When St. Paul said that God will provide for our needs according to Christ, he’s talking about our true need – our need for forgiveness and salvation. When we make mental lists of the things we need, they’re almost always things for the body – and that betrays our fleshly state of mind. St. Paul said to the Romans that, “to set the mind on the flesh is death.” (8:6) By this, he meant how all mankind since the Fall, and ourselves included, have minds set only on ourselves. We are concerned above all things with our own peace and security and, really, fleshly comfort. What we truly need, though, is forgiveness. Because of the Fall we are by nature sinful and unclean.
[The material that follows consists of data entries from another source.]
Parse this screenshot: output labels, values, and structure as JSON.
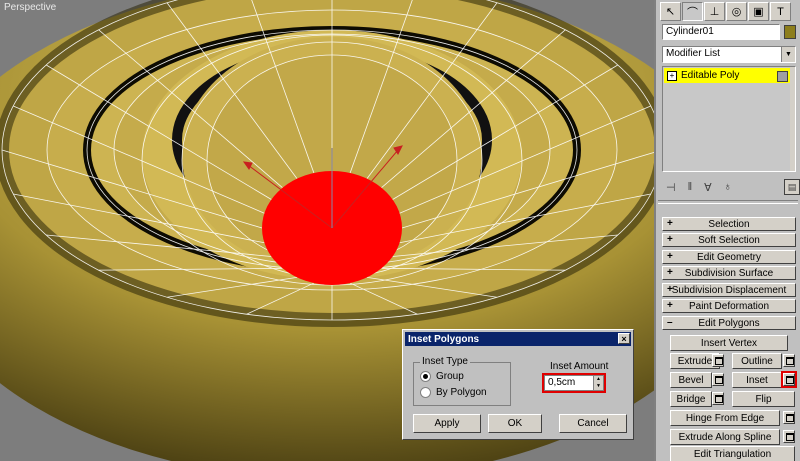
{
  "viewport": {
    "label": "Perspective"
  },
  "panel": {
    "tabs": [
      {
        "icon": "create-icon",
        "glyph": "↖"
      },
      {
        "icon": "modify-icon",
        "glyph": "⌒"
      },
      {
        "icon": "hierarchy-icon",
        "glyph": "⊥"
      },
      {
        "icon": "motion-icon",
        "glyph": "◎"
      },
      {
        "icon": "display-icon",
        "glyph": "▣"
      },
      {
        "icon": "utilities-icon",
        "glyph": "T"
      }
    ],
    "object_name": "Cylinder01",
    "object_color": "#8d7e1c",
    "modifier_list": "Modifier List",
    "stack_item": "Editable Poly",
    "stack_highlight": "#ffff00",
    "stack_tools": [
      "pin-stack-icon",
      "show-end-result-icon",
      "make-unique-icon",
      "remove-modifier-icon",
      "configure-sets-icon"
    ],
    "rollouts": [
      {
        "sign": "+",
        "label": "Selection"
      },
      {
        "sign": "+",
        "label": "Soft Selection"
      },
      {
        "sign": "+",
        "label": "Edit Geometry"
      },
      {
        "sign": "+",
        "label": "Subdivision Surface"
      },
      {
        "sign": "+",
        "label": "Subdivision Displacement"
      },
      {
        "sign": "+",
        "label": "Paint Deformation"
      },
      {
        "sign": "–",
        "label": "Edit Polygons"
      }
    ],
    "buttons": {
      "insert_vertex": "Insert Vertex",
      "extrude": "Extrude",
      "outline": "Outline",
      "bevel": "Bevel",
      "inset": "Inset",
      "bridge": "Bridge",
      "flip": "Flip",
      "hinge": "Hinge From Edge",
      "extrude_spline": "Extrude Along Spline",
      "edit_tri": "Edit Triangulation"
    }
  },
  "dialog": {
    "title": "Inset Polygons",
    "close": "×",
    "group_label": "Inset Type",
    "radio_group": "Group",
    "radio_polygon": "By Polygon",
    "selected": "Group",
    "amount_label": "Inset Amount",
    "amount_value": "0,5cm",
    "apply": "Apply",
    "ok": "OK",
    "cancel": "Cancel"
  },
  "colors": {
    "mesh": "#c9b04e",
    "selection": "#ff0000",
    "highlight_box": "#e00000",
    "titlebar": "#0a246a"
  }
}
We are born, shovels in hand, digging not to China but to hell with our many sins. But the Father, rich in grace and mercy, has had mercy on us. He sent forth His Son into the flesh to bear our sins on the cross. By His death, He made atonement for our sins and brings us life through His Word. In this, our God provides for our true need. He provides forgiveness and salvation for us through the sacrifice of His Son.
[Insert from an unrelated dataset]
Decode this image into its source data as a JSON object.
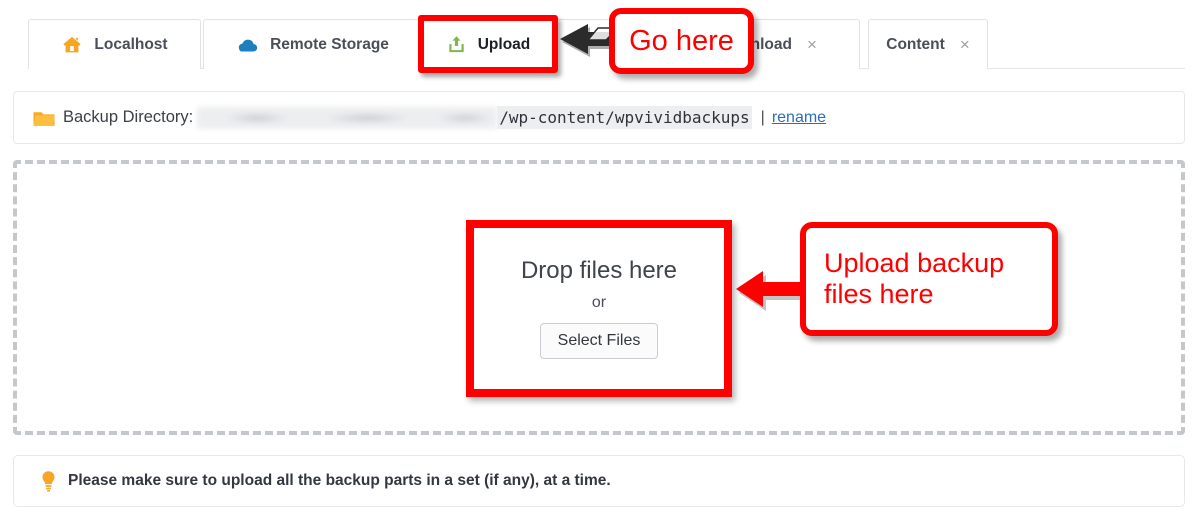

Jesus said, “Therefore do not be anxious, saying, ‘What shall we eat?’ or ‘What shall we wear?’ For the Gentiles seek after all these things, and your heavenly Father knows that you need them all. But seek first the kingdom of God and His righteousness, and all these things will be added to you.” (Mt. 6:31-33) Our good and gracious God provides for what we truly need and more in the death and resurrection of His Son Jesus Christ. Yet, when we confess the First Article of the Creed, we confess that God made us to have both soul and body. And, when we say that God is the maker of heaven and earth, we also mean that He is the sustainer and the one who provides, who provides for us.
Jesus comforts us, then, with these words: “Your heavenly Father knows that you need.” Beyond our need for salvation, because we are in the flesh there are other needs we have, such as, food and drink and house and home, and so on. These things, our God truly and abundantly has provided for us. We all have beds to sleep in tonight and food to eat tomorrow. We came here in cars or on our own two feet. We have these things, and all of what we consider to be ours, by God’s gracious hand. He knows what we need and well supplies.
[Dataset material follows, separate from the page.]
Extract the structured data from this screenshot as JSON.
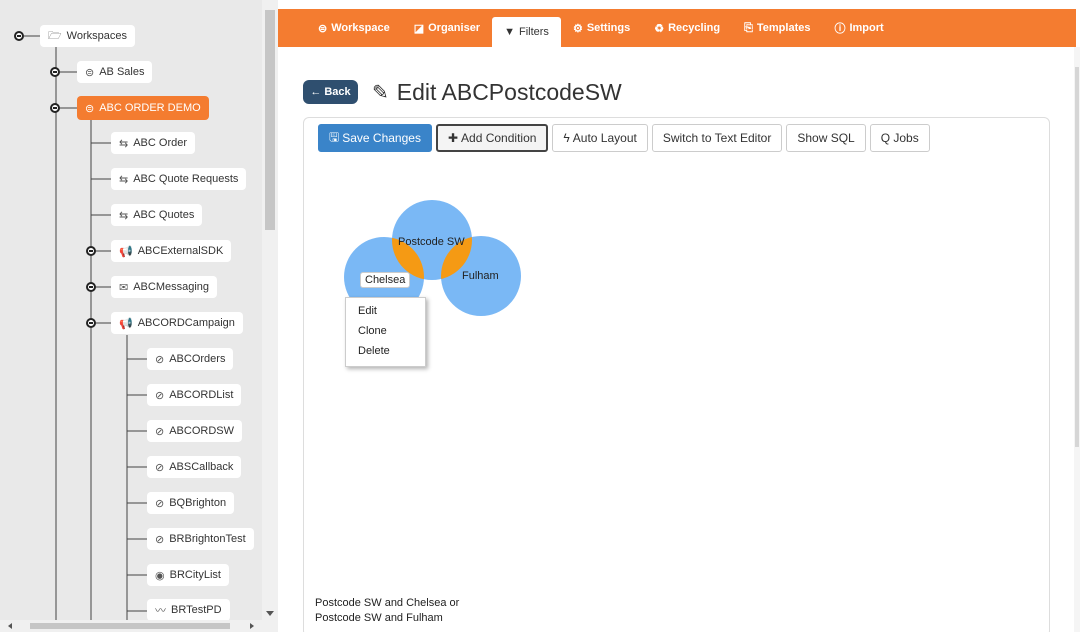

It is true that, sometimes, what we think we need and what God knows we need are two different things. There are times that we are unsatisfied with how the Lord has ordered our earthly lives. If we should find ourselves thinking these things, let us not be deceived by the old tricks of Satan but instead, repent. Let us remember, as we have already noted tonight, and will tomorrow, that our God has all things in His keeping. He knows well how to bless us, most especially with the eternal life that awaits us in Christ. St. Paul said, “My God will supply every need of yours according to His riches in glory in Christ Jesus.” This is true. Thanks be to God. Amen.